■ Provided material

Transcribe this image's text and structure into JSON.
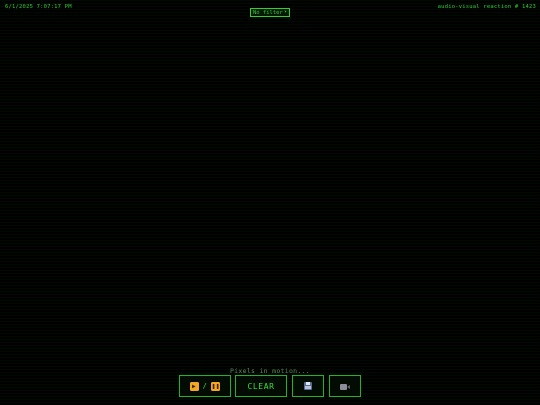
{
  "header": {
    "timestamp": "6/1/2025 7:07:17 PM",
    "reaction_label": "audio-visual reaction # 1423"
  },
  "filter": {
    "selected": "No filter",
    "chevron_icon": "chevron-down-icon"
  },
  "status": {
    "message": "Pixels in motion..."
  },
  "controls": {
    "play_pause": {
      "play_icon": "play-icon",
      "pause_icon": "pause-icon",
      "separator": "/"
    },
    "clear_label": "CLEAR",
    "save_icon": "floppy-disk-icon",
    "record_icon": "video-camera-icon"
  },
  "colors": {
    "background": "#000000",
    "accent": "#35e035",
    "border": "#22b522",
    "status_text": "#5f8f5f",
    "icon_orange": "#f5a623"
  }
}
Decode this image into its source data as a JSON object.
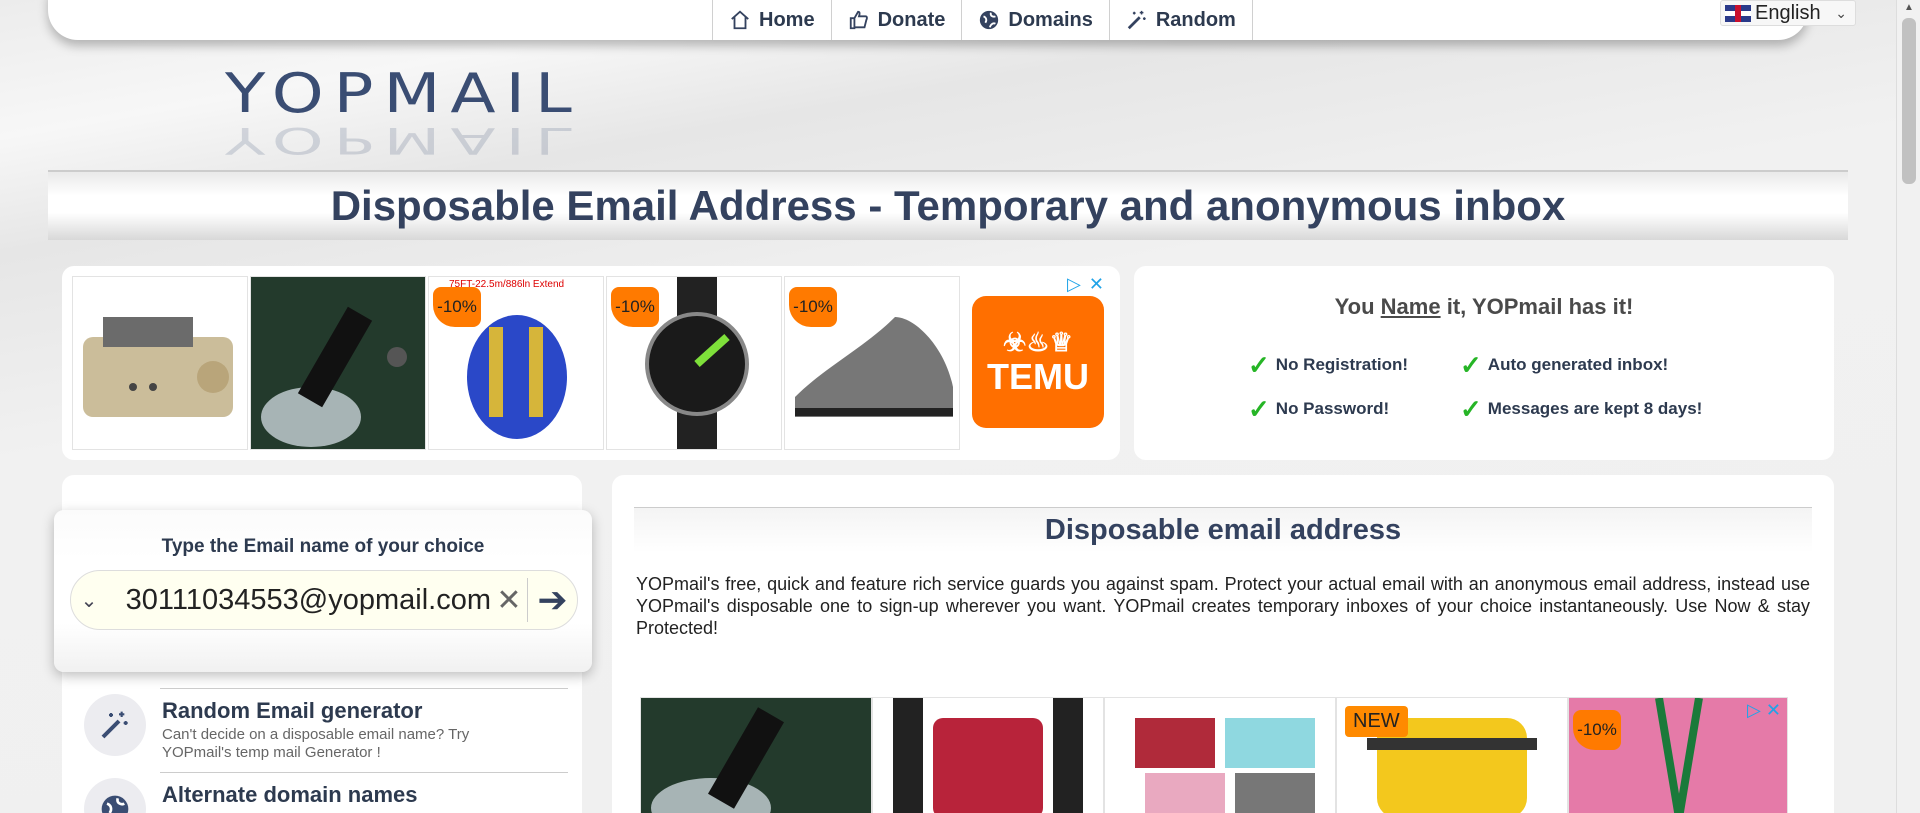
{
  "nav": {
    "items": [
      {
        "label": "Home",
        "icon": "home-icon"
      },
      {
        "label": "Donate",
        "icon": "thumbs-up-icon"
      },
      {
        "label": "Domains",
        "icon": "globe-icon"
      },
      {
        "label": "Random",
        "icon": "magic-wand-icon"
      }
    ],
    "language": "English"
  },
  "logo": {
    "text": "YOPMAIL"
  },
  "page_title": "Disposable Email Address - Temporary and anonymous inbox",
  "ad_banner": {
    "badges": [
      "-10%",
      "-10%",
      "-10%"
    ],
    "small_text": "75FT-22.5m/886ln Extend",
    "brand": "TEMU"
  },
  "features": {
    "title_pre": "You ",
    "title_name": "Name",
    "title_post": " it, YOPmail has it!",
    "items": [
      "No Registration!",
      "Auto generated inbox!",
      "No Password!",
      "Messages are kept 8 days!"
    ]
  },
  "email_box": {
    "label": "Type the Email name of your choice",
    "value": "30111034553@yopmail.com"
  },
  "side": {
    "random": {
      "title": "Random Email generator",
      "desc": "Can't decide on a disposable email name? Try YOPmail's temp mail Generator !"
    },
    "alternate": {
      "title": "Alternate domain names"
    }
  },
  "main": {
    "heading": "Disposable email address",
    "text": "YOPmail's free, quick and feature rich service guards you against spam. Protect your actual email with an anonymous email address, instead use YOPmail's disposable one to sign-up wherever you want. YOPmail creates temporary inboxes of your choice instantaneously. Use Now & stay Protected!"
  },
  "ad_row2": {
    "badge_new": "NEW",
    "badge_discount": "-10%"
  },
  "colors": {
    "accent": "#34425f",
    "check": "#26b526",
    "badge": "#ff7a00"
  }
}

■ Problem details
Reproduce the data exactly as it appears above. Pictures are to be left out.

■ Result of the task
Transcribe this image's text and structure into JSON.
{
  "header": {
    "timestamp": "6/1/2025 7:07:17 PM",
    "reaction_label": "audio-visual reaction # 1423"
  },
  "filter": {
    "selected": "No filter",
    "chevron_icon": "chevron-down-icon"
  },
  "status": {
    "message": "Pixels in motion..."
  },
  "controls": {
    "play_pause": {
      "play_icon": "play-icon",
      "pause_icon": "pause-icon",
      "separator": "/"
    },
    "clear_label": "CLEAR",
    "save_icon": "floppy-disk-icon",
    "record_icon": "video-camera-icon"
  },
  "colors": {
    "background": "#000000",
    "accent": "#35e035",
    "border": "#22b522",
    "status_text": "#5f8f5f",
    "icon_orange": "#f5a623"
  }
}
Decode this image into its source data as a JSON object.
{
  "nav": {
    "items": [
      {
        "label": "Home",
        "icon": "home-icon"
      },
      {
        "label": "Donate",
        "icon": "thumbs-up-icon"
      },
      {
        "label": "Domains",
        "icon": "globe-icon"
      },
      {
        "label": "Random",
        "icon": "magic-wand-icon"
      }
    ],
    "language": "English"
  },
  "logo": {
    "text": "YOPMAIL"
  },
  "page_title": "Disposable Email Address - Temporary and anonymous inbox",
  "ad_banner": {
    "badges": [
      "-10%",
      "-10%",
      "-10%"
    ],
    "small_text": "75FT-22.5m/886ln Extend",
    "brand": "TEMU"
  },
  "features": {
    "title_pre": "You ",
    "title_name": "Name",
    "title_post": " it, YOPmail has it!",
    "items": [
      "No Registration!",
      "Auto generated inbox!",
      "No Password!",
      "Messages are kept 8 days!"
    ]
  },
  "email_box": {
    "label": "Type the Email name of your choice",
    "value": "30111034553@yopmail.com"
  },
  "side": {
    "random": {
      "title": "Random Email generator",
      "desc": "Can't decide on a disposable email name? Try YOPmail's temp mail Generator !"
    },
    "alternate": {
      "title": "Alternate domain names"
    }
  },
  "main": {
    "heading": "Disposable email address",
    "text": "YOPmail's free, quick and feature rich service guards you against spam. Protect your actual email with an anonymous email address, instead use YOPmail's disposable one to sign-up wherever you want. YOPmail creates temporary inboxes of your choice instantaneously. Use Now & stay Protected!"
  },
  "ad_row2": {
    "badge_new": "NEW",
    "badge_discount": "-10%"
  },
  "colors": {
    "accent": "#34425f",
    "check": "#26b526",
    "badge": "#ff7a00"
  }
}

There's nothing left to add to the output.